From the beginning, Greenberg said he and others at SMU wanted to create the graduate program. His interest grew as people continued to contact him, saying they had an interest in creative computation but did not have time to earn another bachelor’s degree.

“There were people approaching me saying, “You know, I want to learn this stuff, but I'm 35 years old and I have a full-time job and a family, and I'm not going to go back for an undergraduate degree,’” Greenberg said. “And a lot of people started reaching out to me that way. And so, we knew there were some people that wanted to do this.”

Another benefit of the master’s program is that students don’t need prior programming experience. Greenberg said his experience writing books and overseeing the bachelor’s degree program in creative technology has taught him to make the curriculum as accessible as possible to people from a variety of professions.

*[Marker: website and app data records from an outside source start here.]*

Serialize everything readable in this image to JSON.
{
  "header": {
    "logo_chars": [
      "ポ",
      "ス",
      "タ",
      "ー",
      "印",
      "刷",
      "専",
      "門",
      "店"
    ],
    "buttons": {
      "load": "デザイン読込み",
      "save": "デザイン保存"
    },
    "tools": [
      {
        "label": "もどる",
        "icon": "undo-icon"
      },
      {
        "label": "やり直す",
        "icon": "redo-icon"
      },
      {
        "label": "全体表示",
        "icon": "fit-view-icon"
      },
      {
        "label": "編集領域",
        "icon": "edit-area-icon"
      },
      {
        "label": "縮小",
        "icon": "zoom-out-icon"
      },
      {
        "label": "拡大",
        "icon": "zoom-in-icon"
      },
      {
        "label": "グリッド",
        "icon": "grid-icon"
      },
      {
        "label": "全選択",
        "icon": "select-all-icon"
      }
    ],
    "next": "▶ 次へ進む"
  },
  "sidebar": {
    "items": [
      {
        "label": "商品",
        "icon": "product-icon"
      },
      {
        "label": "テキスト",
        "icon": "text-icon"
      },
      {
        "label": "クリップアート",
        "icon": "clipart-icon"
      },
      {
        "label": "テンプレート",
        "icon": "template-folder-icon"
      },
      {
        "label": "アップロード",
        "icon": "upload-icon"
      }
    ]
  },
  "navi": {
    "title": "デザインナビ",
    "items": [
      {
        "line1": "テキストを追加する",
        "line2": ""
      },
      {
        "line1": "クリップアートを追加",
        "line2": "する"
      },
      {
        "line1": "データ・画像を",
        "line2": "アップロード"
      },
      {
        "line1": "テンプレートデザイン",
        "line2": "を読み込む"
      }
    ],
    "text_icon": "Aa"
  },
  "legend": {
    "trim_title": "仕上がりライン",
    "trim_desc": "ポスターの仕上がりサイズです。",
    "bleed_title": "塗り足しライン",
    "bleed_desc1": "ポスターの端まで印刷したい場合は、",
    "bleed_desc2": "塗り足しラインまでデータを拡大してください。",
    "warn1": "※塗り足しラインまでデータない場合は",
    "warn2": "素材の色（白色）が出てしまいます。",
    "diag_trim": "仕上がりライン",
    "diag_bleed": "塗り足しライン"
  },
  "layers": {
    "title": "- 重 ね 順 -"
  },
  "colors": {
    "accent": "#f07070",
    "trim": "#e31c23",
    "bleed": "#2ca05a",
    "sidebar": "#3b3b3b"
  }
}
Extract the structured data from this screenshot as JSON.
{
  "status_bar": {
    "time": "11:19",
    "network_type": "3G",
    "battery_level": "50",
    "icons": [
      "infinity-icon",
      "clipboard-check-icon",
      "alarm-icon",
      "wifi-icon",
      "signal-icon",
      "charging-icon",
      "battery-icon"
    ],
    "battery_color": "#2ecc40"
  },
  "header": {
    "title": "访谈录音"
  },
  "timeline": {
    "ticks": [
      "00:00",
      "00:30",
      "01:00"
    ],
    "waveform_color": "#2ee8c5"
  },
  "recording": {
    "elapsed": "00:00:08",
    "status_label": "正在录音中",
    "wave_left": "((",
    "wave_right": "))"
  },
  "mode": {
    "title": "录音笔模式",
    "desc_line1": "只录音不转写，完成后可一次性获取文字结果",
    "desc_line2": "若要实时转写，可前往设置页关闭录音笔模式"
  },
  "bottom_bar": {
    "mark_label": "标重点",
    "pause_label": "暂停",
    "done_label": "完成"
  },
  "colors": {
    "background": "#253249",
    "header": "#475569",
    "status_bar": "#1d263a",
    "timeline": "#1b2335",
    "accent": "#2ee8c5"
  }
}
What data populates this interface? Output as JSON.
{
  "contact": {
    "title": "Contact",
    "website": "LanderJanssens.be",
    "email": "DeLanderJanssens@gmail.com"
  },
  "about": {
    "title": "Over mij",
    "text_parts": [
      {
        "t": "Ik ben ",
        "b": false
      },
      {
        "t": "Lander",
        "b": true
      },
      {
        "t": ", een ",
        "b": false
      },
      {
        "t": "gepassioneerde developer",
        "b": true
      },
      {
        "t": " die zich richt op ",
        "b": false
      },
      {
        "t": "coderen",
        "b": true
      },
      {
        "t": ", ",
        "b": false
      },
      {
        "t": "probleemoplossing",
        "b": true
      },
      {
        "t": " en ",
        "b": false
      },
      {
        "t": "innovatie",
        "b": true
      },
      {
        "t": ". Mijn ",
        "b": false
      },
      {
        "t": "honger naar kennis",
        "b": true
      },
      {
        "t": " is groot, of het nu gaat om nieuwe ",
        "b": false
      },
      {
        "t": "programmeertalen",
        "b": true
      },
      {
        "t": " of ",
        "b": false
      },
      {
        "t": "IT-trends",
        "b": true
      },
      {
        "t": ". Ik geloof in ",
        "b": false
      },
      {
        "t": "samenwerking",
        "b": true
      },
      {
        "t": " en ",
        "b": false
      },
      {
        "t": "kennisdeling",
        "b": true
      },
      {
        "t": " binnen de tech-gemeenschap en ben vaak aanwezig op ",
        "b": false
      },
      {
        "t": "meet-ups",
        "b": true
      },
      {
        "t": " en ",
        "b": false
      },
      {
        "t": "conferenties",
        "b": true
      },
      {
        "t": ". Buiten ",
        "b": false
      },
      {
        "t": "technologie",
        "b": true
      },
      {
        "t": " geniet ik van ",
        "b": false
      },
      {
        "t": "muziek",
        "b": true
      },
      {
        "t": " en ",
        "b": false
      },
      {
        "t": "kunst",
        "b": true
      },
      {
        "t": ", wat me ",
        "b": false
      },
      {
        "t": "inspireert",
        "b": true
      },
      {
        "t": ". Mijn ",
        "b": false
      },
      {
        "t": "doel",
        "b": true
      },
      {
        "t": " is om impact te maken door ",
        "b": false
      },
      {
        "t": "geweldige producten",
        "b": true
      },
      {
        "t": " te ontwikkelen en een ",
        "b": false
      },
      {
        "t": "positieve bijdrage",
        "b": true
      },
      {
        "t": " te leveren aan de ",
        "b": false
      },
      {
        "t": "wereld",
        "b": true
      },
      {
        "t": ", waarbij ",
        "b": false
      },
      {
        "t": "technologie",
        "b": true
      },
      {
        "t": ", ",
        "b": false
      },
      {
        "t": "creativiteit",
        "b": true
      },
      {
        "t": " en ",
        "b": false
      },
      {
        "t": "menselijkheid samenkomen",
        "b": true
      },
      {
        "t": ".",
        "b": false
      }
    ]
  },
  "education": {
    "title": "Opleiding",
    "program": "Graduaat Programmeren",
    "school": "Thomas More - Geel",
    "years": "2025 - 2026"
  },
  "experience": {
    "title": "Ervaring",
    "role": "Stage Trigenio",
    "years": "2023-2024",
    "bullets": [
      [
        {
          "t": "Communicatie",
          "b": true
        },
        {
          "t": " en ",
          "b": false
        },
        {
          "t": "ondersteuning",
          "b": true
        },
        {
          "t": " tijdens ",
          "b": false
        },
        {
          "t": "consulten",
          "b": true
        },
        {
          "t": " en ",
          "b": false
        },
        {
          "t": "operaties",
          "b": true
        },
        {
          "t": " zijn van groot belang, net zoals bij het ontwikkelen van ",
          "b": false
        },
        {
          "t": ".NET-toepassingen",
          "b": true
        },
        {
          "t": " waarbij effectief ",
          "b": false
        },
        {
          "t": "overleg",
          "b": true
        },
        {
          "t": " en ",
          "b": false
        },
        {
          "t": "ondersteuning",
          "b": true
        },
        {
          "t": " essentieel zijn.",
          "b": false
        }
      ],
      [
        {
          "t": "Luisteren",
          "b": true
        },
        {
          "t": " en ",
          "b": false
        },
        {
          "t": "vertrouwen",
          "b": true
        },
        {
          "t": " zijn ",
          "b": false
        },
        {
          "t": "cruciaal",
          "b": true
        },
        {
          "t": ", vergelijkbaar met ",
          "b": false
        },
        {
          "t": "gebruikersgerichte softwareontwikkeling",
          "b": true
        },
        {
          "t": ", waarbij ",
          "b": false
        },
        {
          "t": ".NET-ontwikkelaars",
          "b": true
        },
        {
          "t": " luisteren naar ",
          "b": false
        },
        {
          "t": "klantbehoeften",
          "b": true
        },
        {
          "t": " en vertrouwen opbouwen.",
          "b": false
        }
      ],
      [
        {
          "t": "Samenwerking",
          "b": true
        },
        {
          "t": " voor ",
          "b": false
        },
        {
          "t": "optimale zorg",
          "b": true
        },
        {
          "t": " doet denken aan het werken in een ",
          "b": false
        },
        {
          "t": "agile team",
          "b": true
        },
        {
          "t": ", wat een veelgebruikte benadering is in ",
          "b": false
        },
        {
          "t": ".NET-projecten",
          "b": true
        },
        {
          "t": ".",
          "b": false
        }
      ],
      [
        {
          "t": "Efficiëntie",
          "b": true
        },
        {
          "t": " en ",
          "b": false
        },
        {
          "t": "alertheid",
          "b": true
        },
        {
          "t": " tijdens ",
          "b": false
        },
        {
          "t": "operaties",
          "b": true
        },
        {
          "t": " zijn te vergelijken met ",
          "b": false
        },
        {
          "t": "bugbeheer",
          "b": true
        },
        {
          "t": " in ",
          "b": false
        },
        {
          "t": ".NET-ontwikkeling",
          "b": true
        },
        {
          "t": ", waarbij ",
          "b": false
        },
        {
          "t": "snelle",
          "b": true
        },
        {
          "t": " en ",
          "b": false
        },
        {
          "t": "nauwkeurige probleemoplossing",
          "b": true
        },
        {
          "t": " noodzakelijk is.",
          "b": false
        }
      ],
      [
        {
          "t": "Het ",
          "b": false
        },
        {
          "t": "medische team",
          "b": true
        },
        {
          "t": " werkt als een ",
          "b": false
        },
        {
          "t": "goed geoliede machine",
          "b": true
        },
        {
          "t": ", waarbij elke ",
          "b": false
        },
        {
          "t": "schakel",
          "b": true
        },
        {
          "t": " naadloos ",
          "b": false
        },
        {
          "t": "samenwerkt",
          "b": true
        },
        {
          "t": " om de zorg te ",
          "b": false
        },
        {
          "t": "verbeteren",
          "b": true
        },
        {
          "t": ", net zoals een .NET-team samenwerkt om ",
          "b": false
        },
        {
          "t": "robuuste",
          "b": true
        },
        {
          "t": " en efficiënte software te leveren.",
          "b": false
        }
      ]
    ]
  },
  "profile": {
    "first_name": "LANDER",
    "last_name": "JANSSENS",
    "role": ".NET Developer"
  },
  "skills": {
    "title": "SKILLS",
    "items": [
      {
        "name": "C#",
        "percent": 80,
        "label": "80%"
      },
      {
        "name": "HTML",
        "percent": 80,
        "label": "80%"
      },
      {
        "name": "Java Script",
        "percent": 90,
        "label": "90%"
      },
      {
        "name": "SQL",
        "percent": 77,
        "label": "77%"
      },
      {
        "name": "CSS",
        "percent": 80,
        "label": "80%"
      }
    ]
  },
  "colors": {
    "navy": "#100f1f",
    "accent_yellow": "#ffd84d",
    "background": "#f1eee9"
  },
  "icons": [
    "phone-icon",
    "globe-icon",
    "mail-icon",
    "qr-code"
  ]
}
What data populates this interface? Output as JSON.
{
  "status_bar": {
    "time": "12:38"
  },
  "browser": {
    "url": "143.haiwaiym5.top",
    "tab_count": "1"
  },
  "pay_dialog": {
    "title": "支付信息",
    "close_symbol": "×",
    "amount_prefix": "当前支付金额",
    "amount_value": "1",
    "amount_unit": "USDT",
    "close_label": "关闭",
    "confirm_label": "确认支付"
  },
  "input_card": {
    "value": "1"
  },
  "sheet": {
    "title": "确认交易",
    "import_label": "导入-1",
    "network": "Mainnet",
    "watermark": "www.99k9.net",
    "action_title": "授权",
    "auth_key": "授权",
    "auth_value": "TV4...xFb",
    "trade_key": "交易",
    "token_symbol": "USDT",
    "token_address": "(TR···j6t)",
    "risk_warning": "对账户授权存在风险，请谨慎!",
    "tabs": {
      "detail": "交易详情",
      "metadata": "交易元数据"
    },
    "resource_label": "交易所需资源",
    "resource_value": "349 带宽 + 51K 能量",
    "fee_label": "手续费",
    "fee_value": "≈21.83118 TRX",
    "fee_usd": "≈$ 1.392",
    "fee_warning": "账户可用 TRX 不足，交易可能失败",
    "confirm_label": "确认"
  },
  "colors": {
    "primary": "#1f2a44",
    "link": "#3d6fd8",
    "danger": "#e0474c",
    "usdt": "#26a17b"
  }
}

He said the program is designed “to not only purely relate to creative people or computer scientists, but to the people in between.” He said many aspiring students have a corporate job where they do some technology work or maybe a little visualization work with design teams.

“They're not passionate about the visualization work. They don't feel they have great talent in that area. They're not super passionate about coding. They don't feel like they have great capabilities in that area either,” he said. “And I'm trying to get them super excited about this stuff.”

He said a degree in creating technology will challenge students to learn skills that give them more capabilities and provide additional value to their current organization.

Creating NFTs and Teaching People How to Learn

Because of the ever-evolving nature of technology, Greenberg said much of the focus in the master’s program will be on teaching students how to learn as much as teaching them the current technology available. Once students understand how programming works at a high level, they can more readily learn something new and apply it in a creative way.

One of the emerging areas that the graduate program will focus on is connecting generative art, which involves creative coding in the NFT space with generative AI.

“Nobody's done it,” Greenberg said. “I'm working with a group of people that is launching a platform that is the first ever to do this and we're just getting started.”

The program also focuses on AI, which Greenberg said is “immediately impactful right now,” whether a person works in an insurance company processing claims or is an artist generating paintings. “What we think we know about what we're going to do with AI today is probably nothing like what we’re going to do with it in three or four years,” he said.

He said that if the program has a heartbeat, “it is about creative coding and about creative computing; computational literacy is the center part of what we do,” Greenberg said.

Capstone projects involve installation performance, live audio with visuals and real-time data. Graduates from the bachelor’s program have gone onto work in digital product development and product innovation at startups and interactive design.

“Some of these students end up going into accounting firms doing data visualization. Some of them go work for the National Geological Survey, doing visualization of earthquake data. We're teaching the core programming literacy and they can go all kinds of places.”

He said that people leave the program changed, because they’re more agile, entrepreneurial and can think on their feet. They’ve also learned to work on cross-functional teams and can communicate and collaborate with both those in development and “pure creatives.” Many bachelor’s program graduates end up doing special project work because they can bridge the divide between those two groups.

“They come in with an interest in science and art or creativity and this program launches them,” Greenberg said. “People have gone directly to Disney Imagineering and the major studios; it gives them a superpower.”

To learn more about SMU’s M.A. in Creative Technology program, visit our program page.